### EXERCISE BRIEF:
Each line below with the string "quis" should be copied.

[Page and application data records]
"""

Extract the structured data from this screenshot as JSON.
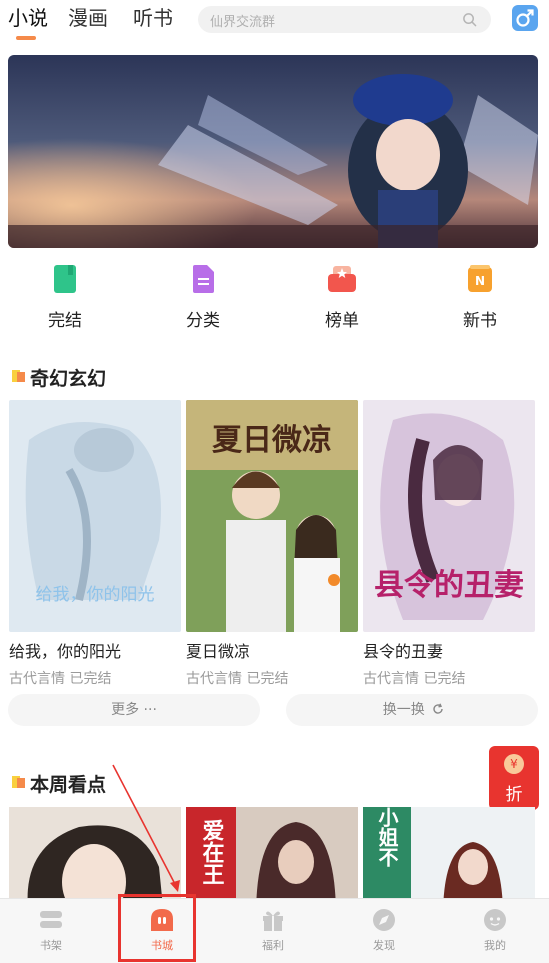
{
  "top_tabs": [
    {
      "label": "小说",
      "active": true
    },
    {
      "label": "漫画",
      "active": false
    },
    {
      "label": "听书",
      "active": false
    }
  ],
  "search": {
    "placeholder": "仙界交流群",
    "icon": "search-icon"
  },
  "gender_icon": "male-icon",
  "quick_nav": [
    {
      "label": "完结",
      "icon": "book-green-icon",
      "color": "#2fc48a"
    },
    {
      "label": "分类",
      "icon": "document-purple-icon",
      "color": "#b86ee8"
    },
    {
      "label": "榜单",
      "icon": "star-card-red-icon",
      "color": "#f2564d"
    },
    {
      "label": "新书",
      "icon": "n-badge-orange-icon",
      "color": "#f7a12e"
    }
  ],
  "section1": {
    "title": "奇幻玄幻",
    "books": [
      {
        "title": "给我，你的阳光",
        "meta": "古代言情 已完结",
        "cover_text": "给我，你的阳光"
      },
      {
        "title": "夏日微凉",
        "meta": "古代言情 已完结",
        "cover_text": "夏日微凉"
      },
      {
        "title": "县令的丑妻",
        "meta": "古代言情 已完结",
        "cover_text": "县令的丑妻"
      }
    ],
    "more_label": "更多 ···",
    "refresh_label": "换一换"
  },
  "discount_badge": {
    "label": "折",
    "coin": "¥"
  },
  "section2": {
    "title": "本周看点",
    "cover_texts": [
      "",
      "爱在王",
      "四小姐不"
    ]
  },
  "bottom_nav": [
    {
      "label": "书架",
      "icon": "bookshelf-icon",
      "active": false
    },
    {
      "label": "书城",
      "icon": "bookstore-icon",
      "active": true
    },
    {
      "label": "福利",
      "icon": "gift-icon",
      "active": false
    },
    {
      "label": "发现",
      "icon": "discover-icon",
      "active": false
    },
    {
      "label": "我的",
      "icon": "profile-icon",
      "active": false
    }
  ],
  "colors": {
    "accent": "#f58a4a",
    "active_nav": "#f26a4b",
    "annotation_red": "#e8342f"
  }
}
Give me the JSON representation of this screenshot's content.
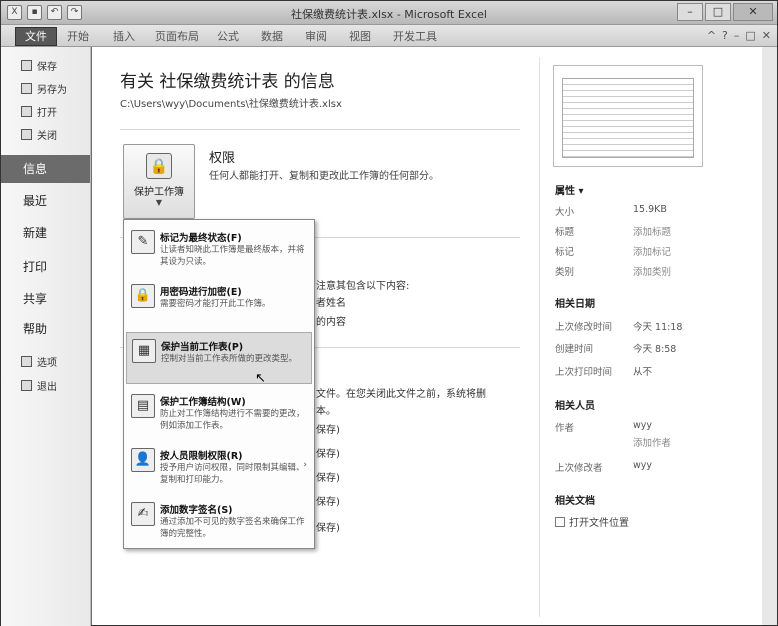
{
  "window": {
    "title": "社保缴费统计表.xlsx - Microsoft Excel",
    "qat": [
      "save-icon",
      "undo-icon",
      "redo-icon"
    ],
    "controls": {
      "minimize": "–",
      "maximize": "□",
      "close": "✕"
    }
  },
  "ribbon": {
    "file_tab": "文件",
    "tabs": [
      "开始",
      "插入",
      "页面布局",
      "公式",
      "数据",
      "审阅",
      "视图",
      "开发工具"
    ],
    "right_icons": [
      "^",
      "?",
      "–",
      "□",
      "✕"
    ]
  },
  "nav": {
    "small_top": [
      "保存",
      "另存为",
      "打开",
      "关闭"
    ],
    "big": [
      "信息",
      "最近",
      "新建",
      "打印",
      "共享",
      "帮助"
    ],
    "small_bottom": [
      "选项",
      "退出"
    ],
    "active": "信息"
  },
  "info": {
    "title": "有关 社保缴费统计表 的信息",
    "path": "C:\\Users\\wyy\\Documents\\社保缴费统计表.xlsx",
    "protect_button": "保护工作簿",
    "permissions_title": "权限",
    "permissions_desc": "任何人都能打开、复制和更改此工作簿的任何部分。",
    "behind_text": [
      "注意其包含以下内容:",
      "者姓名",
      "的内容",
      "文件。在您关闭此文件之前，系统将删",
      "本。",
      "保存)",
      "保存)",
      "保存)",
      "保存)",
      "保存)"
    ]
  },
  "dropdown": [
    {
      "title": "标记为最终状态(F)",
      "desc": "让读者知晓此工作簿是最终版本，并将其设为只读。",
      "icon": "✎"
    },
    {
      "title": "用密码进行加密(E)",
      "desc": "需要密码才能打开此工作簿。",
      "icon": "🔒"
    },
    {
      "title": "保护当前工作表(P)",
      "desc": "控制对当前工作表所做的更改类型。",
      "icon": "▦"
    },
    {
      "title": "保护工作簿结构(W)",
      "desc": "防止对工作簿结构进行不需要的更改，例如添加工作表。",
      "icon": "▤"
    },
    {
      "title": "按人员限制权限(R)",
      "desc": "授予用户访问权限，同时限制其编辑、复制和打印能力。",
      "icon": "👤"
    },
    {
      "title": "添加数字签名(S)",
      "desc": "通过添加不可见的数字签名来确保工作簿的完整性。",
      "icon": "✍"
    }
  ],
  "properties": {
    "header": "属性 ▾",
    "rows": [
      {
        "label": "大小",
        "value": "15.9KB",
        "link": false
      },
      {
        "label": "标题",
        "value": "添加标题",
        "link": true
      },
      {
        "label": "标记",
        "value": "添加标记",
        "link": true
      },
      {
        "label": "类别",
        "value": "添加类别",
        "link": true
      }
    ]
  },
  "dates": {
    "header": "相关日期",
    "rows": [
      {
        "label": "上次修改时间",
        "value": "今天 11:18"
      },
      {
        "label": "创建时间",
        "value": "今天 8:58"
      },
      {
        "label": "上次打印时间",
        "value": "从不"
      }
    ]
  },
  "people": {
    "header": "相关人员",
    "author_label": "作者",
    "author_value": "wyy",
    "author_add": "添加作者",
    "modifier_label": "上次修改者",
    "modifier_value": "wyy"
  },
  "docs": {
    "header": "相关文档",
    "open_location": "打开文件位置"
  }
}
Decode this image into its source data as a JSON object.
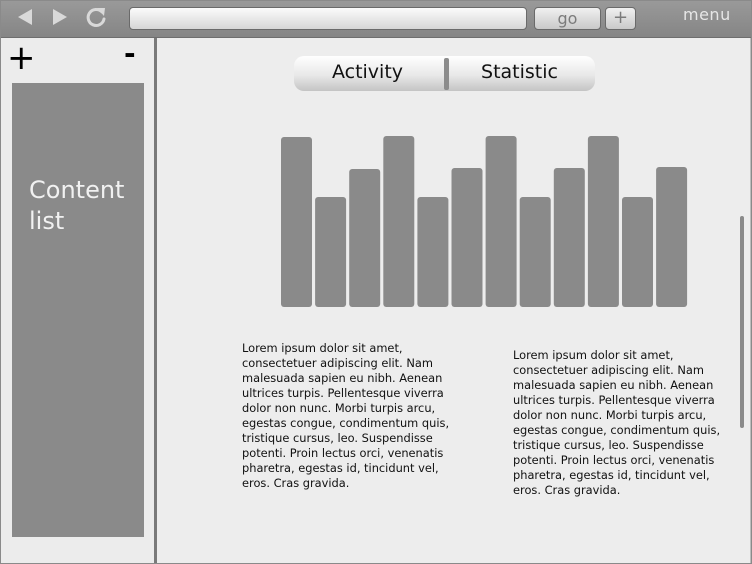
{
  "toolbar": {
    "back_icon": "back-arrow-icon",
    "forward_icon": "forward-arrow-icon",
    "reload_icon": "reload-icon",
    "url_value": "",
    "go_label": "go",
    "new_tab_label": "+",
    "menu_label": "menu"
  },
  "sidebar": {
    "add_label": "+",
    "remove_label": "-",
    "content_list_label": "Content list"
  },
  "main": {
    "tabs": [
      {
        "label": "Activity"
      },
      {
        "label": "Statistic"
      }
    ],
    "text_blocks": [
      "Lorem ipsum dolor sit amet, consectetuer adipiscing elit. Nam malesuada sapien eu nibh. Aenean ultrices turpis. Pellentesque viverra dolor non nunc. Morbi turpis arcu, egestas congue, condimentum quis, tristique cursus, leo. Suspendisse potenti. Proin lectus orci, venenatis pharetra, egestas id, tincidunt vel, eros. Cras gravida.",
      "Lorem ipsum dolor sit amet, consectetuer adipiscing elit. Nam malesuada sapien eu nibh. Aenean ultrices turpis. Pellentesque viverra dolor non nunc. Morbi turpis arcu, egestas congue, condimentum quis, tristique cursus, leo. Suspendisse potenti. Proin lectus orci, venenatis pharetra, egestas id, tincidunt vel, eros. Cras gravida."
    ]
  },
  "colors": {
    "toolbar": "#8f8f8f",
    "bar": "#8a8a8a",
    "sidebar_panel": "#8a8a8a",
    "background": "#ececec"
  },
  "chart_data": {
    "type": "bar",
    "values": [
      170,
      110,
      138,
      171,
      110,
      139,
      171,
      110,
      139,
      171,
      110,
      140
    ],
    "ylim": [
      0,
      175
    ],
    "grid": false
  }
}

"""
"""

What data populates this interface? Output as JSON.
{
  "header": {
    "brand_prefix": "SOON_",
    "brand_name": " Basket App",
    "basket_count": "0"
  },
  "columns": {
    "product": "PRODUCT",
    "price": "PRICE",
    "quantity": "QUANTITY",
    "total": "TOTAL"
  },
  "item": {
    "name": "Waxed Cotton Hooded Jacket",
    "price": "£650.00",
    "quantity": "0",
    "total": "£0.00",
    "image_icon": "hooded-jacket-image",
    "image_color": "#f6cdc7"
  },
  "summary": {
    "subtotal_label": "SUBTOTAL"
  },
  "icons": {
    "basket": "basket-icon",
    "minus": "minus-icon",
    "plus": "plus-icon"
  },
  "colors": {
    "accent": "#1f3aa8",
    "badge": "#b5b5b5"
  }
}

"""

### YOUR RESPONSE:
      "Lorem ipsum dolor sit amet, consectetuer adipiscing elit. Nam malesuada sapien eu nibh. Aenean ultrices turpis. Pellentesque viverra dolor non nunc. Morbi turpis arcu, egestas congue, condimentum quis, tristique cursus, leo. Suspendisse potenti. Proin lectus orci, venenatis pharetra, egestas id, tincidunt vel, eros. Cras gravida.",
      "Lorem ipsum dolor sit amet, consectetuer adipiscing elit. Nam malesuada sapien eu nibh. Aenean ultrices turpis. Pellentesque viverra dolor non nunc. Morbi turpis arcu, egestas congue, condimentum quis, tristique cursus, leo. Suspendisse potenti. Proin lectus orci, venenatis pharetra, egestas id, tincidunt vel, eros. Cras gravida."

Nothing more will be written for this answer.